ACTIVITY:
From the records below, extract all the text exactly and leave the images behind.

SOURCE MATERIAL:

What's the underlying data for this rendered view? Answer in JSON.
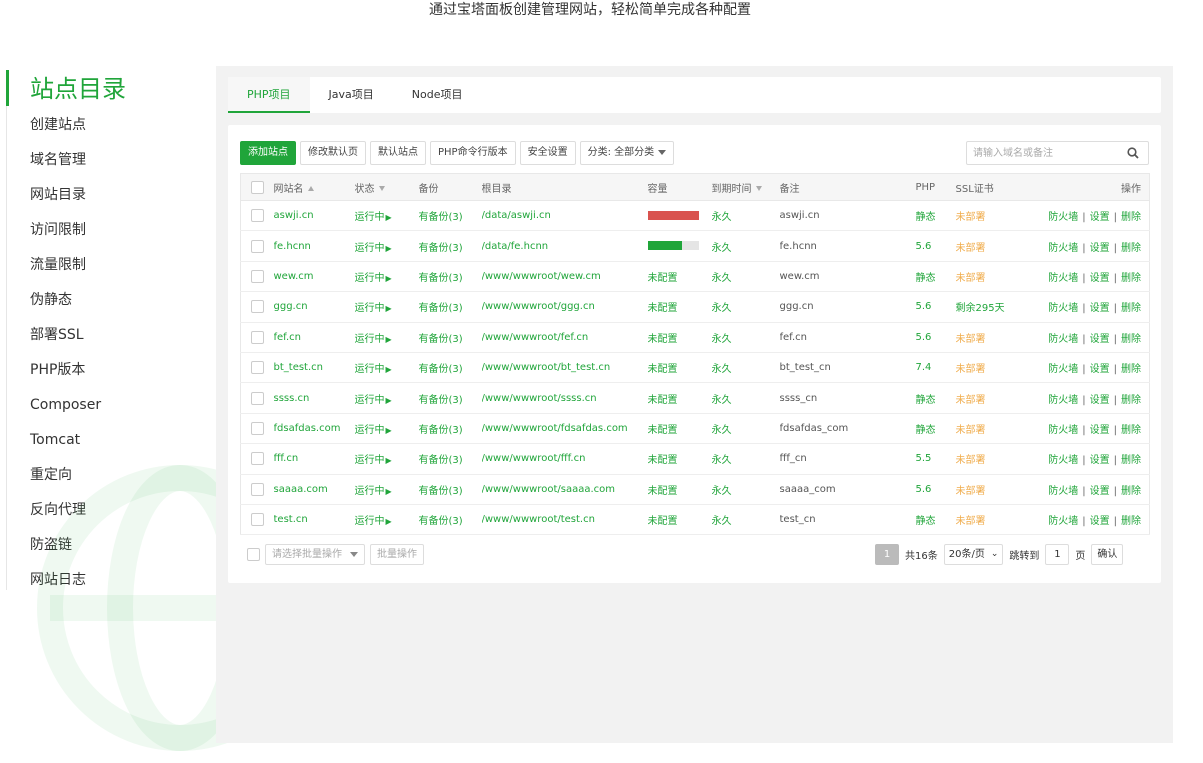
{
  "caption": "通过宝塔面板创建管理网站，轻松简单完成各种配置",
  "sidebar": {
    "title": "站点目录",
    "items": [
      "创建站点",
      "域名管理",
      "网站目录",
      "访问限制",
      "流量限制",
      "伪静态",
      "部署SSL",
      "PHP版本",
      "Composer",
      "Tomcat",
      "重定向",
      "反向代理",
      "防盗链",
      "网站日志"
    ]
  },
  "tabs": [
    {
      "label": "PHP项目",
      "active": true
    },
    {
      "label": "Java项目",
      "active": false
    },
    {
      "label": "Node项目",
      "active": false
    }
  ],
  "toolbar": {
    "add": "添加站点",
    "default_page": "修改默认页",
    "default_site": "默认站点",
    "php_cli": "PHP命令行版本",
    "security": "安全设置",
    "category": "分类: 全部分类"
  },
  "search": {
    "placeholder": "请输入域名或备注"
  },
  "table": {
    "headers": {
      "name": "网站名",
      "status": "状态",
      "backup": "备份",
      "root": "根目录",
      "capacity": "容量",
      "expire": "到期时间",
      "remark": "备注",
      "php": "PHP",
      "ssl": "SSL证书",
      "ops": "操作"
    },
    "ops": {
      "firewall": "防火墙",
      "settings": "设置",
      "delete": "删除"
    },
    "rows": [
      {
        "name": "aswji.cn",
        "status": "运行中",
        "backup": "有备份(3)",
        "root": "/data/aswji.cn",
        "capacity": "",
        "usage": 1.0,
        "bar_color": "#d9534f",
        "expire": "永久",
        "remark": "aswji.cn",
        "php": "静态",
        "ssl": "未部署"
      },
      {
        "name": "fe.hcnn",
        "status": "运行中",
        "backup": "有备份(3)",
        "root": "/data/fe.hcnn",
        "capacity": "",
        "usage": 0.67,
        "bar_color": "#20a53a",
        "expire": "永久",
        "remark": "fe.hcnn",
        "php": "5.6",
        "ssl": "未部署"
      },
      {
        "name": "wew.cm",
        "status": "运行中",
        "backup": "有备份(3)",
        "root": "/www/wwwroot/wew.cm",
        "capacity": "未配置",
        "usage": null,
        "bar_color": "",
        "expire": "永久",
        "remark": "wew.cm",
        "php": "静态",
        "ssl": "未部署"
      },
      {
        "name": "ggg.cn",
        "status": "运行中",
        "backup": "有备份(3)",
        "root": "/www/wwwroot/ggg.cn",
        "capacity": "未配置",
        "usage": null,
        "bar_color": "",
        "expire": "永久",
        "remark": "ggg.cn",
        "php": "5.6",
        "ssl": "剩余295天"
      },
      {
        "name": "fef.cn",
        "status": "运行中",
        "backup": "有备份(3)",
        "root": "/www/wwwroot/fef.cn",
        "capacity": "未配置",
        "usage": null,
        "bar_color": "",
        "expire": "永久",
        "remark": "fef.cn",
        "php": "5.6",
        "ssl": "未部署"
      },
      {
        "name": "bt_test.cn",
        "status": "运行中",
        "backup": "有备份(3)",
        "root": "/www/wwwroot/bt_test.cn",
        "capacity": "未配置",
        "usage": null,
        "bar_color": "",
        "expire": "永久",
        "remark": "bt_test_cn",
        "php": "7.4",
        "ssl": "未部署"
      },
      {
        "name": "ssss.cn",
        "status": "运行中",
        "backup": "有备份(3)",
        "root": "/www/wwwroot/ssss.cn",
        "capacity": "未配置",
        "usage": null,
        "bar_color": "",
        "expire": "永久",
        "remark": "ssss_cn",
        "php": "静态",
        "ssl": "未部署"
      },
      {
        "name": "fdsafdas.com",
        "status": "运行中",
        "backup": "有备份(3)",
        "root": "/www/wwwroot/fdsafdas.com",
        "capacity": "未配置",
        "usage": null,
        "bar_color": "",
        "expire": "永久",
        "remark": "fdsafdas_com",
        "php": "静态",
        "ssl": "未部署"
      },
      {
        "name": "fff.cn",
        "status": "运行中",
        "backup": "有备份(3)",
        "root": "/www/wwwroot/fff.cn",
        "capacity": "未配置",
        "usage": null,
        "bar_color": "",
        "expire": "永久",
        "remark": "fff_cn",
        "php": "5.5",
        "ssl": "未部署"
      },
      {
        "name": "saaaa.com",
        "status": "运行中",
        "backup": "有备份(3)",
        "root": "/www/wwwroot/saaaa.com",
        "capacity": "未配置",
        "usage": null,
        "bar_color": "",
        "expire": "永久",
        "remark": "saaaa_com",
        "php": "5.6",
        "ssl": "未部署"
      },
      {
        "name": "test.cn",
        "status": "运行中",
        "backup": "有备份(3)",
        "root": "/www/wwwroot/test.cn",
        "capacity": "未配置",
        "usage": null,
        "bar_color": "",
        "expire": "永久",
        "remark": "test_cn",
        "php": "静态",
        "ssl": "未部署"
      }
    ]
  },
  "footer": {
    "batch_placeholder": "请选择批量操作",
    "batch_button": "批量操作",
    "current_page": "1",
    "total": "共16条",
    "per_page": "20条/页",
    "jump_label": "跳转到",
    "jump_value": "1",
    "page_unit": "页",
    "confirm": "确认"
  },
  "colors": {
    "accent": "#20a53a",
    "warning": "#f0ad4e",
    "danger": "#d9534f",
    "panel_bg": "#f2f2f2"
  }
}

YOUR RESPONSE:
What's the underlying data for this rendered view? Answer in JSON.
{
  "caption": "通过宝塔面板创建管理网站，轻松简单完成各种配置",
  "sidebar": {
    "title": "站点目录",
    "items": [
      "创建站点",
      "域名管理",
      "网站目录",
      "访问限制",
      "流量限制",
      "伪静态",
      "部署SSL",
      "PHP版本",
      "Composer",
      "Tomcat",
      "重定向",
      "反向代理",
      "防盗链",
      "网站日志"
    ]
  },
  "tabs": [
    {
      "label": "PHP项目",
      "active": true
    },
    {
      "label": "Java项目",
      "active": false
    },
    {
      "label": "Node项目",
      "active": false
    }
  ],
  "toolbar": {
    "add": "添加站点",
    "default_page": "修改默认页",
    "default_site": "默认站点",
    "php_cli": "PHP命令行版本",
    "security": "安全设置",
    "category": "分类: 全部分类"
  },
  "search": {
    "placeholder": "请输入域名或备注"
  },
  "table": {
    "headers": {
      "name": "网站名",
      "status": "状态",
      "backup": "备份",
      "root": "根目录",
      "capacity": "容量",
      "expire": "到期时间",
      "remark": "备注",
      "php": "PHP",
      "ssl": "SSL证书",
      "ops": "操作"
    },
    "ops": {
      "firewall": "防火墙",
      "settings": "设置",
      "delete": "删除"
    },
    "rows": [
      {
        "name": "aswji.cn",
        "status": "运行中",
        "backup": "有备份(3)",
        "root": "/data/aswji.cn",
        "capacity": "",
        "usage": 1.0,
        "bar_color": "#d9534f",
        "expire": "永久",
        "remark": "aswji.cn",
        "php": "静态",
        "ssl": "未部署"
      },
      {
        "name": "fe.hcnn",
        "status": "运行中",
        "backup": "有备份(3)",
        "root": "/data/fe.hcnn",
        "capacity": "",
        "usage": 0.67,
        "bar_color": "#20a53a",
        "expire": "永久",
        "remark": "fe.hcnn",
        "php": "5.6",
        "ssl": "未部署"
      },
      {
        "name": "wew.cm",
        "status": "运行中",
        "backup": "有备份(3)",
        "root": "/www/wwwroot/wew.cm",
        "capacity": "未配置",
        "usage": null,
        "bar_color": "",
        "expire": "永久",
        "remark": "wew.cm",
        "php": "静态",
        "ssl": "未部署"
      },
      {
        "name": "ggg.cn",
        "status": "运行中",
        "backup": "有备份(3)",
        "root": "/www/wwwroot/ggg.cn",
        "capacity": "未配置",
        "usage": null,
        "bar_color": "",
        "expire": "永久",
        "remark": "ggg.cn",
        "php": "5.6",
        "ssl": "剩余295天"
      },
      {
        "name": "fef.cn",
        "status": "运行中",
        "backup": "有备份(3)",
        "root": "/www/wwwroot/fef.cn",
        "capacity": "未配置",
        "usage": null,
        "bar_color": "",
        "expire": "永久",
        "remark": "fef.cn",
        "php": "5.6",
        "ssl": "未部署"
      },
      {
        "name": "bt_test.cn",
        "status": "运行中",
        "backup": "有备份(3)",
        "root": "/www/wwwroot/bt_test.cn",
        "capacity": "未配置",
        "usage": null,
        "bar_color": "",
        "expire": "永久",
        "remark": "bt_test_cn",
        "php": "7.4",
        "ssl": "未部署"
      },
      {
        "name": "ssss.cn",
        "status": "运行中",
        "backup": "有备份(3)",
        "root": "/www/wwwroot/ssss.cn",
        "capacity": "未配置",
        "usage": null,
        "bar_color": "",
        "expire": "永久",
        "remark": "ssss_cn",
        "php": "静态",
        "ssl": "未部署"
      },
      {
        "name": "fdsafdas.com",
        "status": "运行中",
        "backup": "有备份(3)",
        "root": "/www/wwwroot/fdsafdas.com",
        "capacity": "未配置",
        "usage": null,
        "bar_color": "",
        "expire": "永久",
        "remark": "fdsafdas_com",
        "php": "静态",
        "ssl": "未部署"
      },
      {
        "name": "fff.cn",
        "status": "运行中",
        "backup": "有备份(3)",
        "root": "/www/wwwroot/fff.cn",
        "capacity": "未配置",
        "usage": null,
        "bar_color": "",
        "expire": "永久",
        "remark": "fff_cn",
        "php": "5.5",
        "ssl": "未部署"
      },
      {
        "name": "saaaa.com",
        "status": "运行中",
        "backup": "有备份(3)",
        "root": "/www/wwwroot/saaaa.com",
        "capacity": "未配置",
        "usage": null,
        "bar_color": "",
        "expire": "永久",
        "remark": "saaaa_com",
        "php": "5.6",
        "ssl": "未部署"
      },
      {
        "name": "test.cn",
        "status": "运行中",
        "backup": "有备份(3)",
        "root": "/www/wwwroot/test.cn",
        "capacity": "未配置",
        "usage": null,
        "bar_color": "",
        "expire": "永久",
        "remark": "test_cn",
        "php": "静态",
        "ssl": "未部署"
      }
    ]
  },
  "footer": {
    "batch_placeholder": "请选择批量操作",
    "batch_button": "批量操作",
    "current_page": "1",
    "total": "共16条",
    "per_page": "20条/页",
    "jump_label": "跳转到",
    "jump_value": "1",
    "page_unit": "页",
    "confirm": "确认"
  },
  "colors": {
    "accent": "#20a53a",
    "warning": "#f0ad4e",
    "danger": "#d9534f",
    "panel_bg": "#f2f2f2"
  }
}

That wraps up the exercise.